>>>
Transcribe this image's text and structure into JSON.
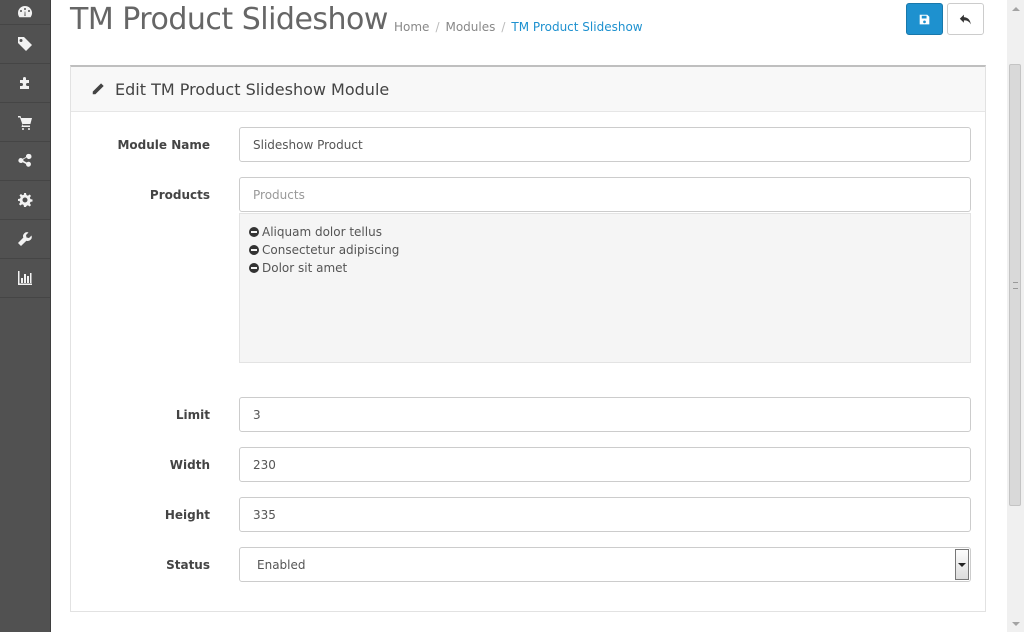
{
  "header": {
    "title": "TM Product Slideshow",
    "breadcrumb": [
      "Home",
      "Modules",
      "TM Product Slideshow"
    ]
  },
  "sidebar": {
    "icons": [
      "dashboard-icon",
      "tags-icon",
      "puzzle-icon",
      "shopping-cart-icon",
      "share-icon",
      "cog-icon",
      "wrench-icon",
      "bar-chart-icon"
    ]
  },
  "actions": {
    "save_icon": "floppy-disk-icon",
    "back_icon": "reply-icon"
  },
  "panel": {
    "title": "Edit TM Product Slideshow Module"
  },
  "form": {
    "module_name_label": "Module Name",
    "module_name_value": "Slideshow Product",
    "products_label": "Products",
    "products_placeholder": "Products",
    "products": [
      "Aliquam dolor tellus",
      "Consectetur adipiscing",
      "Dolor sit amet"
    ],
    "limit_label": "Limit",
    "limit_value": "3",
    "width_label": "Width",
    "width_value": "230",
    "height_label": "Height",
    "height_value": "335",
    "status_label": "Status",
    "status_value": "Enabled"
  },
  "colors": {
    "primary": "#1e91cf",
    "sidebar": "#515151"
  }
}
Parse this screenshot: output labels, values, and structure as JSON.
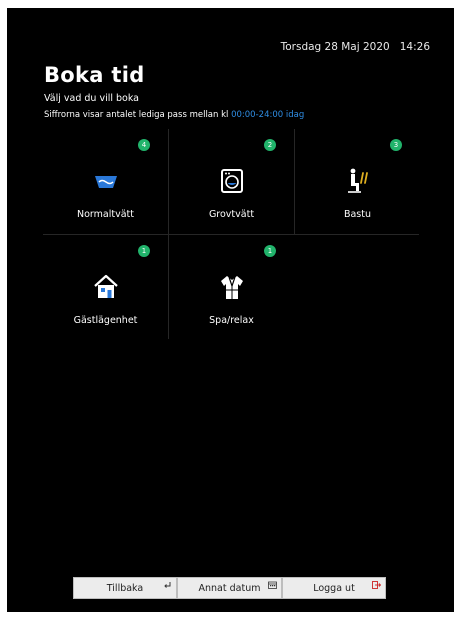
{
  "header": {
    "date": "Torsdag 28 Maj 2020",
    "time": "14:26"
  },
  "main": {
    "title": "Boka tid",
    "subtitle": "Välj vad du vill boka",
    "info_text": "Siffrorna visar antalet lediga pass mellan kl",
    "info_range": "00:00-24:00 idag"
  },
  "services": [
    {
      "label": "Normaltvätt",
      "available": "4",
      "icon": "washing-basin-icon"
    },
    {
      "label": "Grovtvätt",
      "available": "2",
      "icon": "washing-machine-icon"
    },
    {
      "label": "Bastu",
      "available": "3",
      "icon": "sauna-icon"
    },
    {
      "label": "Gästlägenhet",
      "available": "1",
      "icon": "guest-house-icon"
    },
    {
      "label": "Spa/relax",
      "available": "1",
      "icon": "bathrobe-icon"
    }
  ],
  "footer": {
    "back_label": "Tillbaka",
    "other_date_label": "Annat datum",
    "logout_label": "Logga ut"
  },
  "colors": {
    "background": "#000000",
    "badge": "#21b36b",
    "accent": "#2f8de4",
    "icon_blue": "#2a78d8",
    "sauna_yellow": "#e0b020"
  }
}
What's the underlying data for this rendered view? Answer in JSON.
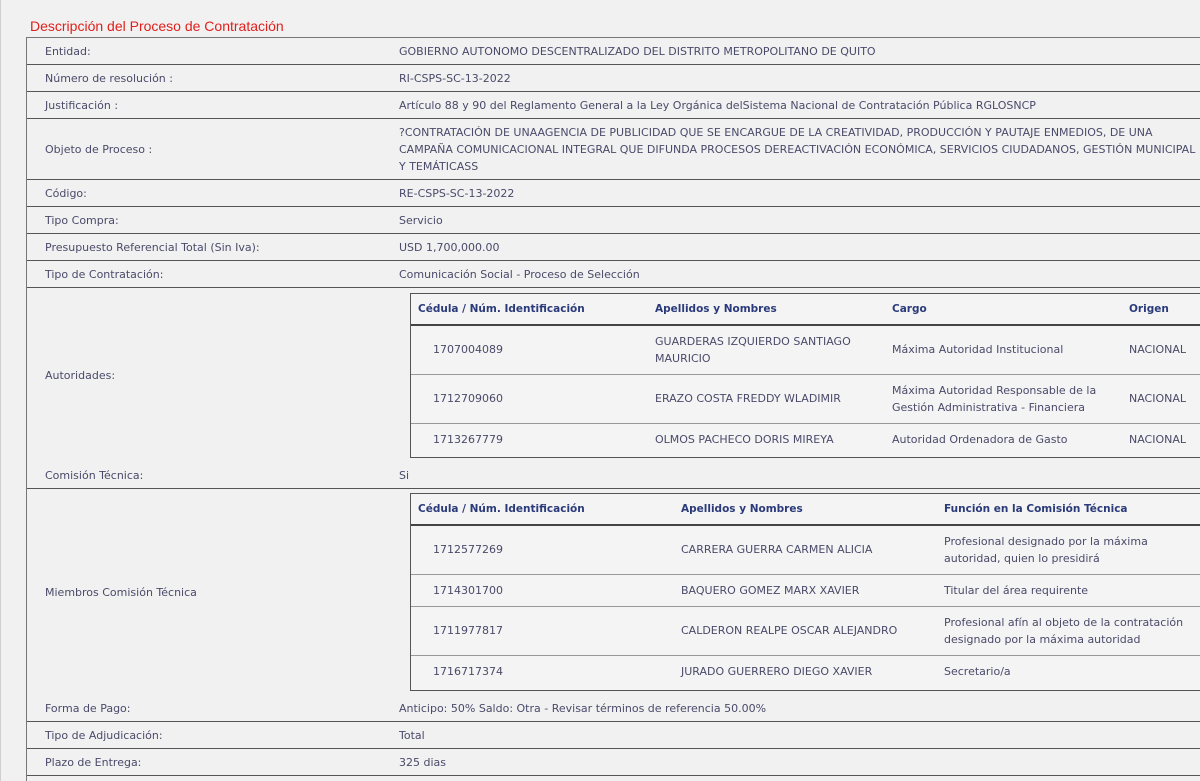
{
  "section_title": "Descripción del Proceso de Contratación",
  "fields": {
    "entidad": {
      "label": "Entidad:",
      "value": "GOBIERNO AUTONOMO DESCENTRALIZADO DEL DISTRITO METROPOLITANO DE QUITO"
    },
    "numero_resolucion": {
      "label": "Número de resolución :",
      "value": "RI-CSPS-SC-13-2022"
    },
    "justificacion": {
      "label": "Justificación :",
      "value": "Artículo 88 y 90 del Reglamento General a la Ley Orgánica delSistema Nacional de Contratación Pública RGLOSNCP"
    },
    "objeto": {
      "label": "Objeto de Proceso :",
      "value": "?CONTRATACIÓN DE UNAAGENCIA DE PUBLICIDAD QUE SE ENCARGUE DE LA CREATIVIDAD, PRODUCCIÓN Y PAUTAJE ENMEDIOS, DE UNA CAMPAÑA COMUNICACIONAL INTEGRAL QUE DIFUNDA PROCESOS DEREACTIVACIÓN ECONÓMICA, SERVICIOS CIUDADANOS, GESTIÓN MUNICIPAL Y TEMÁTICASS"
    },
    "codigo": {
      "label": "Código:",
      "value": "RE-CSPS-SC-13-2022"
    },
    "tipo_compra": {
      "label": "Tipo Compra:",
      "value": "Servicio"
    },
    "presupuesto": {
      "label": "Presupuesto Referencial Total (Sin Iva):",
      "value": "USD 1,700,000.00"
    },
    "tipo_contratacion": {
      "label": "Tipo de Contratación:",
      "value": "Comunicación Social - Proceso de Selección"
    },
    "autoridades": {
      "label": "Autoridades:"
    },
    "comision": {
      "label": "Comisión Técnica:",
      "value": "Si"
    },
    "miembros": {
      "label": "Miembros Comisión Técnica"
    },
    "forma_pago": {
      "label": "Forma de Pago:",
      "value": "Anticipo: 50% Saldo: Otra - Revisar términos de referencia 50.00%"
    },
    "tipo_adjudicacion": {
      "label": "Tipo de Adjudicación:",
      "value": "Total"
    },
    "plazo": {
      "label": "Plazo de Entrega:",
      "value": "325 dias"
    }
  },
  "autoridades_table": {
    "headers": [
      "Cédula / Núm. Identificación",
      "Apellidos y Nombres",
      "Cargo",
      "Origen"
    ],
    "rows": [
      [
        "1707004089",
        "GUARDERAS IZQUIERDO SANTIAGO MAURICIO",
        "Máxima Autoridad Institucional",
        "NACIONAL"
      ],
      [
        "1712709060",
        "ERAZO COSTA FREDDY WLADIMIR",
        "Máxima Autoridad Responsable de la Gestión Administrativa - Financiera",
        "NACIONAL"
      ],
      [
        "1713267779",
        "OLMOS PACHECO DORIS MIREYA",
        "Autoridad Ordenadora de Gasto",
        "NACIONAL"
      ]
    ]
  },
  "comision_table": {
    "headers": [
      "Cédula / Núm. Identificación",
      "Apellidos y Nombres",
      "Función en la Comisión Técnica"
    ],
    "rows": [
      [
        "1712577269",
        "CARRERA GUERRA CARMEN ALICIA",
        "Profesional designado por la máxima autoridad, quien lo presidirá"
      ],
      [
        "1714301700",
        "BAQUERO GOMEZ MARX XAVIER",
        "Titular del área requirente"
      ],
      [
        "1711977817",
        "CALDERON REALPE OSCAR ALEJANDRO",
        "Profesional afín al objeto de la contratación designado por la máxima autoridad"
      ],
      [
        "1716717374",
        "JURADO GUERRERO DIEGO XAVIER",
        "Secretario/a"
      ]
    ]
  }
}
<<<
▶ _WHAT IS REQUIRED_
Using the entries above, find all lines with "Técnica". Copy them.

▶ _TASK OUTPUT_
      "label": "Comisión Técnica:",
      "label": "Miembros Comisión Técnica"
      "Función en la Comisión Técnica"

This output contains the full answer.